EXERCISE OBJECTIVE: The lines below that include the word "PRODUITS" are to be reported.

RECORDED INFORMATION:

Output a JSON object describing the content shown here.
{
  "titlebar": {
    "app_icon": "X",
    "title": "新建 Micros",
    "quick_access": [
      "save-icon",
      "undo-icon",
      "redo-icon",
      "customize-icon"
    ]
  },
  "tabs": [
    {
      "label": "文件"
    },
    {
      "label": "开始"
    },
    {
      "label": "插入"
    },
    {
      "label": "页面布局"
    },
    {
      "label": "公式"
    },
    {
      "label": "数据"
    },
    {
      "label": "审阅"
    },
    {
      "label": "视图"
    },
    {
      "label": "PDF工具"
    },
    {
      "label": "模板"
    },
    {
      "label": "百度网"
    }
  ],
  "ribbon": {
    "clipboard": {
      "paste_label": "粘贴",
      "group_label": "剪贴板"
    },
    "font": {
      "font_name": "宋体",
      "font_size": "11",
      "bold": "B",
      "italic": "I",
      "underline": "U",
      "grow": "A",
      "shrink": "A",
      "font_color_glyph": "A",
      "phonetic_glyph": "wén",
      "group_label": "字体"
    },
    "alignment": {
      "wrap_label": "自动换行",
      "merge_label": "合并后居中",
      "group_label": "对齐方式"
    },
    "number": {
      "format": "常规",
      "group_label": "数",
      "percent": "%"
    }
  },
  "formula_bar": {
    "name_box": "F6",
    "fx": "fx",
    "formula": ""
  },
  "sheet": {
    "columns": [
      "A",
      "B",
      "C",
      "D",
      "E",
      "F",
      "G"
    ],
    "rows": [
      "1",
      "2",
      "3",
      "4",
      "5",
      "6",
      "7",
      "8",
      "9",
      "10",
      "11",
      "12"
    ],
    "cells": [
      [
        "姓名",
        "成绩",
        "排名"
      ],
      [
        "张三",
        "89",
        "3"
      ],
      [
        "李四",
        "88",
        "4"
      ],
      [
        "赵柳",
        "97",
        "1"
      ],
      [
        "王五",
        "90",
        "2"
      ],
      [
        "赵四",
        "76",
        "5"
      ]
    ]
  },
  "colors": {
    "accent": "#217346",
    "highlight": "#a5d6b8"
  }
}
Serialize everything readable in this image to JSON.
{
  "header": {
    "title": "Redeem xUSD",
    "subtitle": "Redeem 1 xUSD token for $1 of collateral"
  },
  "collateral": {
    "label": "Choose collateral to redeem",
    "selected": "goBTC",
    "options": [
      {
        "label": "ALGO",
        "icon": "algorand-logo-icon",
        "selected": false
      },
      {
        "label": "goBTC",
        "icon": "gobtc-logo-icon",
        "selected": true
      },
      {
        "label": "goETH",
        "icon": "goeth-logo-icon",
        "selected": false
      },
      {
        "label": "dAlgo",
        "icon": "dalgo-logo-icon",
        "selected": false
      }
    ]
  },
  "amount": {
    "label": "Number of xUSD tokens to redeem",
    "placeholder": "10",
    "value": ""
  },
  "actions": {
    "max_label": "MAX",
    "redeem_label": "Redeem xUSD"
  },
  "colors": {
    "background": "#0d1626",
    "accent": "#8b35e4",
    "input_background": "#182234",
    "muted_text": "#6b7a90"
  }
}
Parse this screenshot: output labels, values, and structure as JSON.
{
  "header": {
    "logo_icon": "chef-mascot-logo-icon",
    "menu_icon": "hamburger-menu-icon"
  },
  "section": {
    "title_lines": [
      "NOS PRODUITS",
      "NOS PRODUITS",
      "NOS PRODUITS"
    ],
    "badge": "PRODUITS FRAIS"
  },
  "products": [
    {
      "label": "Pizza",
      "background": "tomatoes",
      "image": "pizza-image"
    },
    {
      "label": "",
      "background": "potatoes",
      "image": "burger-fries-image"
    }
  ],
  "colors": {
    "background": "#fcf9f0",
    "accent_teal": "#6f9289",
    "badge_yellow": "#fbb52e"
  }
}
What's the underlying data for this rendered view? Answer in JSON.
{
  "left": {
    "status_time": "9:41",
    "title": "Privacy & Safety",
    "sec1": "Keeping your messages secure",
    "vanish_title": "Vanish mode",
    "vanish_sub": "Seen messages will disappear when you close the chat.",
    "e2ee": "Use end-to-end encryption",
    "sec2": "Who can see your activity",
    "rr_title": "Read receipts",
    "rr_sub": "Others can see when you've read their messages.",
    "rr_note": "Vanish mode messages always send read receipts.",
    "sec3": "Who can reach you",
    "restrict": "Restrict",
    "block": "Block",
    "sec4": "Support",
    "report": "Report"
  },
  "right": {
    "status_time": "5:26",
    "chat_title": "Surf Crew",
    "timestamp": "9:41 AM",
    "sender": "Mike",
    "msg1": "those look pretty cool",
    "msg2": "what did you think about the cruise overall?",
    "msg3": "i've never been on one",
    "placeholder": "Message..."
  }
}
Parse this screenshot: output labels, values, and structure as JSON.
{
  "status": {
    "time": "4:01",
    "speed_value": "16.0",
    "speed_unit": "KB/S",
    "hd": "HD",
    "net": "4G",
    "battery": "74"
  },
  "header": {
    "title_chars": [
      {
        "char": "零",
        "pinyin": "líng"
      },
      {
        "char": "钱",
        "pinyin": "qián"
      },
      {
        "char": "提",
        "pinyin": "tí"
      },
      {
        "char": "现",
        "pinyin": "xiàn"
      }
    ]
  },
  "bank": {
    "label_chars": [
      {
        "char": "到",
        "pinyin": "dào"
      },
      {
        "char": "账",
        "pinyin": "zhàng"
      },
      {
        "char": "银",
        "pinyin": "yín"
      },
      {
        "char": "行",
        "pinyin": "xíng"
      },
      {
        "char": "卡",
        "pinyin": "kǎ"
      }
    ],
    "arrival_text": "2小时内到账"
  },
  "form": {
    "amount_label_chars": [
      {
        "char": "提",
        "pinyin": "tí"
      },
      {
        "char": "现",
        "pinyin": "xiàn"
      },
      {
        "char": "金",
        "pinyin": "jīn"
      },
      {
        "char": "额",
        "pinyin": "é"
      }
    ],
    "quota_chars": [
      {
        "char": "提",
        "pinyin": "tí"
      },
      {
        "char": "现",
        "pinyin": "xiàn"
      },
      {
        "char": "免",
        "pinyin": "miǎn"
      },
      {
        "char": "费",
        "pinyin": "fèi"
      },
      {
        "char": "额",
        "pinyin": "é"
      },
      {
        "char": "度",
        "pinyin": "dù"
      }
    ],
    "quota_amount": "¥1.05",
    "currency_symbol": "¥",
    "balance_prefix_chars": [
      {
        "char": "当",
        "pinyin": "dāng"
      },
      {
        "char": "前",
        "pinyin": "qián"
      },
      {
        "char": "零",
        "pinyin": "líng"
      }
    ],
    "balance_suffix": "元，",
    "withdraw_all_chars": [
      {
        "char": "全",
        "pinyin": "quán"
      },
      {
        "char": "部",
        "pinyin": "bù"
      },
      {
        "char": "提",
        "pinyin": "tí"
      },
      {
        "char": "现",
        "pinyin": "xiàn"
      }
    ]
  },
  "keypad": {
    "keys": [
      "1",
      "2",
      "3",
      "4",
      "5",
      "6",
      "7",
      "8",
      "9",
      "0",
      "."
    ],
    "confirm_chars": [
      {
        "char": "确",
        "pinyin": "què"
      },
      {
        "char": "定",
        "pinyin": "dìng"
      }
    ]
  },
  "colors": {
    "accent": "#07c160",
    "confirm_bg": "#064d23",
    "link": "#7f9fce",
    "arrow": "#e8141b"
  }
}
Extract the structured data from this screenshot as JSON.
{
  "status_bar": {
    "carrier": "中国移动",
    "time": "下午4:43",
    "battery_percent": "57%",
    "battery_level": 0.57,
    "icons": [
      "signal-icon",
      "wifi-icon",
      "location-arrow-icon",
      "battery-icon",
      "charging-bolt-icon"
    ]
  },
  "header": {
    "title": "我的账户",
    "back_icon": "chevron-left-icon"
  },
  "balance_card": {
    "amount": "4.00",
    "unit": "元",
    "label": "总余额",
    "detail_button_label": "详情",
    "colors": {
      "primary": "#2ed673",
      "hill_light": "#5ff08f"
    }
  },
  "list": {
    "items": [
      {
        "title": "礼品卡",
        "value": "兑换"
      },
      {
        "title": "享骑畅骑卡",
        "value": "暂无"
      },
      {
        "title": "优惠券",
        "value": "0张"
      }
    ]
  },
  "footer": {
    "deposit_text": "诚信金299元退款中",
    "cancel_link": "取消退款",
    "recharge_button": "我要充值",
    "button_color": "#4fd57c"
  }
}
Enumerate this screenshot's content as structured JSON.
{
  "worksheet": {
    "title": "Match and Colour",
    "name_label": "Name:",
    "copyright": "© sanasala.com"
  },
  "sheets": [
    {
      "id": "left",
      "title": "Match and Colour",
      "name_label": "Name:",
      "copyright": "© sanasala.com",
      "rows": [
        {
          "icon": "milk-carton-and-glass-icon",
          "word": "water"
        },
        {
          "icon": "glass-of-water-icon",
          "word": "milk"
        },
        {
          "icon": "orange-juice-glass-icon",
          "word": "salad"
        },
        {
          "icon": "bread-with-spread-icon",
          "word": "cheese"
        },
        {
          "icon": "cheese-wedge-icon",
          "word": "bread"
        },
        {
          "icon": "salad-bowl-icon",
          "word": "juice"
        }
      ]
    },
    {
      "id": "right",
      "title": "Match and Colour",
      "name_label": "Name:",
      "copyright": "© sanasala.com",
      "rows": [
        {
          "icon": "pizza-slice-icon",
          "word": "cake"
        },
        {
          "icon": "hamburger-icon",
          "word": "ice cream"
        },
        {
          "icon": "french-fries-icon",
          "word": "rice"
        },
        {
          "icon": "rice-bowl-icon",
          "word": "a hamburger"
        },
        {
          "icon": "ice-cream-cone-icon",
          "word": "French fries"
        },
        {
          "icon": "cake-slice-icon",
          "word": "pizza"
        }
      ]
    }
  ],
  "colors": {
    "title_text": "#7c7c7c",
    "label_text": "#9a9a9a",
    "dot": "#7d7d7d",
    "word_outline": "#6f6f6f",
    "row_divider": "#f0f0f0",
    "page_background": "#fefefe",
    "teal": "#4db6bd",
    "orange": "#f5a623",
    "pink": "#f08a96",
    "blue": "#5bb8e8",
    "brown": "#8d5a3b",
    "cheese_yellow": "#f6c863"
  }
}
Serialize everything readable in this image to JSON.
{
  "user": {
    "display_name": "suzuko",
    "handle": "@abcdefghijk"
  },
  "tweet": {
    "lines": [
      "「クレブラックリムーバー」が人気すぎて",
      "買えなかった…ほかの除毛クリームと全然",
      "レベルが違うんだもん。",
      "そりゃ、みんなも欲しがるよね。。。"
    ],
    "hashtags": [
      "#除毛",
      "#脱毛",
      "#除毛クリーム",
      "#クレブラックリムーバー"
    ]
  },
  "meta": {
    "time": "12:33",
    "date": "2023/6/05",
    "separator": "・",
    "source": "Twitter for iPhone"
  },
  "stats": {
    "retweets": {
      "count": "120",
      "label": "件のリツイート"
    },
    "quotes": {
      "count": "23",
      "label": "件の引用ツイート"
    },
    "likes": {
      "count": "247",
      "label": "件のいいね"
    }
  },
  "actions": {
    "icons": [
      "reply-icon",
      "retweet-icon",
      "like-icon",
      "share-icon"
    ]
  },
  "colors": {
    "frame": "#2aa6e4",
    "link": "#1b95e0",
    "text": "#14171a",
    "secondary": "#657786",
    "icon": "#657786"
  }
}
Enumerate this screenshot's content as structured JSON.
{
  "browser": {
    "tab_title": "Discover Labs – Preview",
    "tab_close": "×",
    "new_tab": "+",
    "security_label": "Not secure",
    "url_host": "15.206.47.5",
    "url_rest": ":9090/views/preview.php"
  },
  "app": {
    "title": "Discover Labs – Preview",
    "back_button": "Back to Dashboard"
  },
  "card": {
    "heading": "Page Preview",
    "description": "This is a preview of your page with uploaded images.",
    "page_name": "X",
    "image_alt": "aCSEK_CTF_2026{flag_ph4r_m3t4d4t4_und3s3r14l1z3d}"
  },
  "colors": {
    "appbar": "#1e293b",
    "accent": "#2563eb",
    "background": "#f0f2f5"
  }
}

ANSWER SECTION:
      "NOS PRODUITS",
      "NOS PRODUITS",
      "NOS PRODUITS"
    "badge": "PRODUITS FRAIS"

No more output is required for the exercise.